TBH, one reason was that the kid’s club leader was a total spunk. Probably the hottest Christian I knew. It was amazing to spend time with him. Not sure if he knew how much I idolised him. I’m guessing he did.
In church I gravitated towards guys. Guys who I fancied especially. This was easy, because same-sex relationships were considered edifying and kept you from the temptation of getting too close to the opposite sex. Boy’s camps, men’s prayer breakfasts: for me it was heaven.
All the male bonding I could hope for, albeit accompanied by the frustration of coitus interruptus.
I left many Bible study sessions, I read very widely and deeply. Christian philosopher Francis Schaeffer became my idol.
In university I couldn’t wait to join the Christian group. I attended their orientation camp: no wine, song, and women – just more Bible study, prayer, and song
Oh, and hot, earnest young Christian men.
I heard my first sermon condemning masturbation (though the word was never spoken).
I eventually was on the committee of the university Christian group and quite involved in the politics.
I also became close friends with some really spunky, earnest young Christian men.

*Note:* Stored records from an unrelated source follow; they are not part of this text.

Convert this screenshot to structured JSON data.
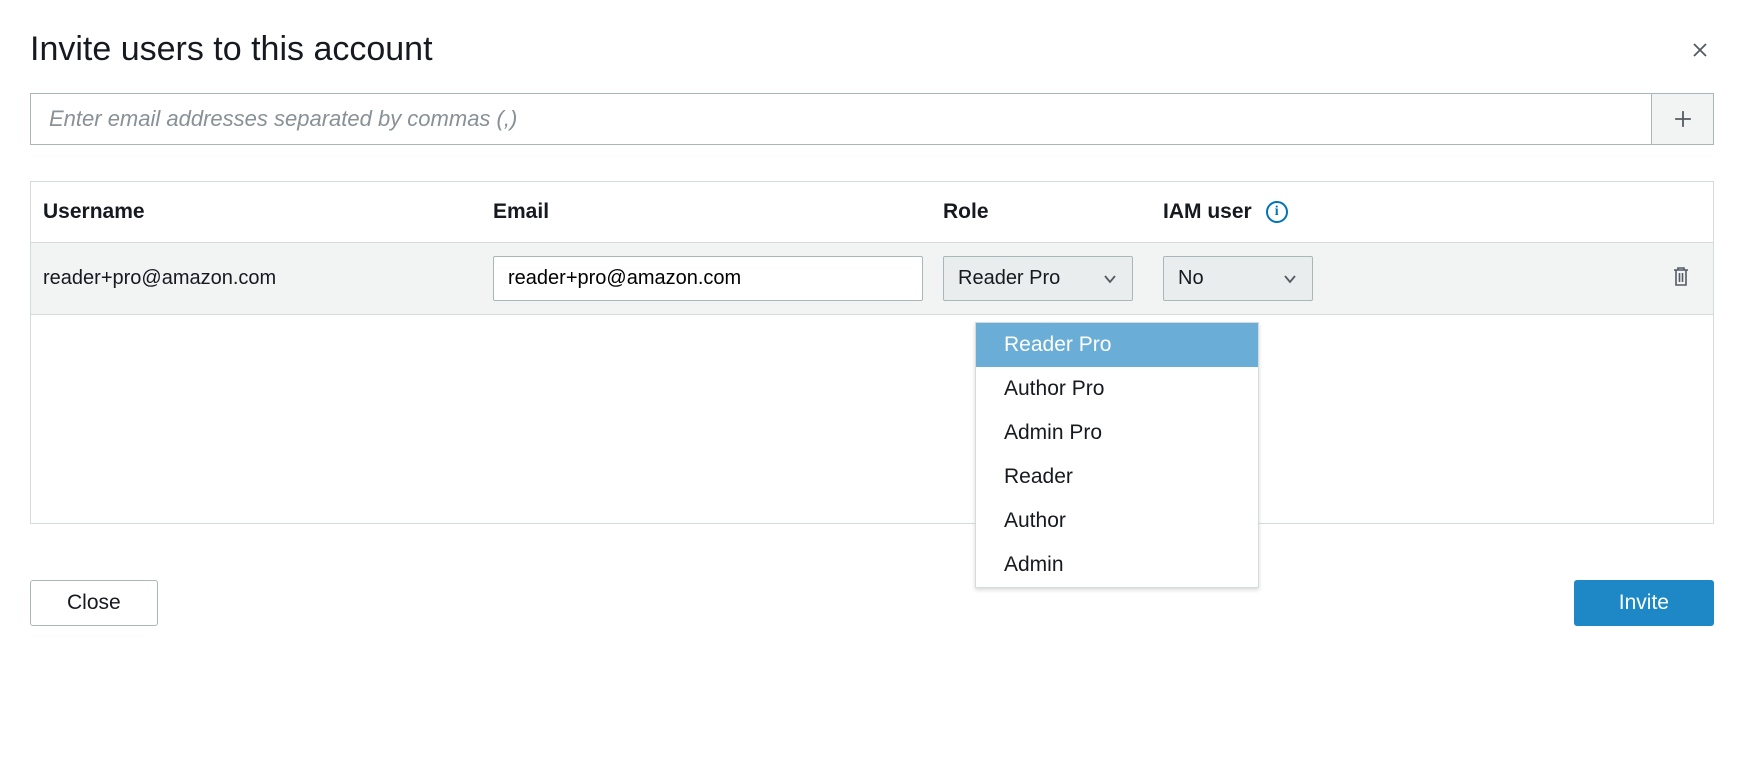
{
  "dialog": {
    "title": "Invite users to this account"
  },
  "email_input": {
    "placeholder": "Enter email addresses separated by commas (,)"
  },
  "table": {
    "headers": {
      "username": "Username",
      "email": "Email",
      "role": "Role",
      "iam": "IAM user"
    },
    "rows": [
      {
        "username": "reader+pro@amazon.com",
        "email": "reader+pro@amazon.com",
        "role": "Reader Pro",
        "iam": "No"
      }
    ]
  },
  "role_dropdown": {
    "options": [
      "Reader Pro",
      "Author Pro",
      "Admin Pro",
      "Reader",
      "Author",
      "Admin"
    ],
    "selected": "Reader Pro"
  },
  "buttons": {
    "close": "Close",
    "invite": "Invite"
  },
  "info_glyph": "i"
}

Many one-on-one prayer sessions followed. I experienced a lot of erections and precum in these sessions. Thanks guys. I remember wrestling a couple of the guys and doing healthy activities together like swimming. My mind was always in the gutter.
Midway through uni I took a one year working holiday in Japan, and was baptised here aged 20, before joining a very conservative Japanese church (women with head scarves, etc.)
All this time with strong crushes on many guys especially at church, none of which were fulfilled
Later, back in Australia, I went to Bible college part-time while working, studying church history (can highly recommend reading in this area. Quite faith-destroying.) and mission theory. I planned to become a missionary in Japan or elsewhere.
Through all this I was aware of my attraction to men and very conscious of the “fact” that my sexual urges were not only bad (“he whomever so much as lusts after a women commits adultery with her”) but being same-sex, my feelings were an abomination. Homosexuality was condemned quite openly in the churches I attended and quite frequently. I prayed ceaselessly to have these urges taken away, as they were a “thorn in my side.”
I have my first sexual encounter aged 23, and it was accompanied with an incredible sense of guilt and repentance. Such incidents were repeated 3 times over the next 2 years.
Finally, aged 25 or 26, I met a guy I fell for. I hunted him down, virtually, as rumours at work were rife that there was a gay guy and I wanted desperately to meet him.
Our initial sexual encounters were followed by intense guilt and at church I would pray in desperation to be forgiven and to have these urges curbed.
But during breaks between hymns, all I could think of was him.
I was also kind of dating a lovely Christian woman, but my true urges lay with my weekend boyfriend. The contrast in my emotions was stark.
In the end this was tearing me apart.
I was torn between this self-loathing and a desperate desire for intimacy.
I realised this self-hate was destroying me.
I could not live this double life any longer.
I had gone through various doubts in my beliefs for a few years already by this point, and eventually I left the church, which I believed would never accept me with my same-sex desires, which I now knew were an inextricable part of my existence. The fundamentalist brand of Christianity I believed in did not allow for such liberal views as acceptance of homosexuality. It was all or nothing for me, and so I threw out the baby Jesus with the baptismal font water.
This is it. I have nothing else to add.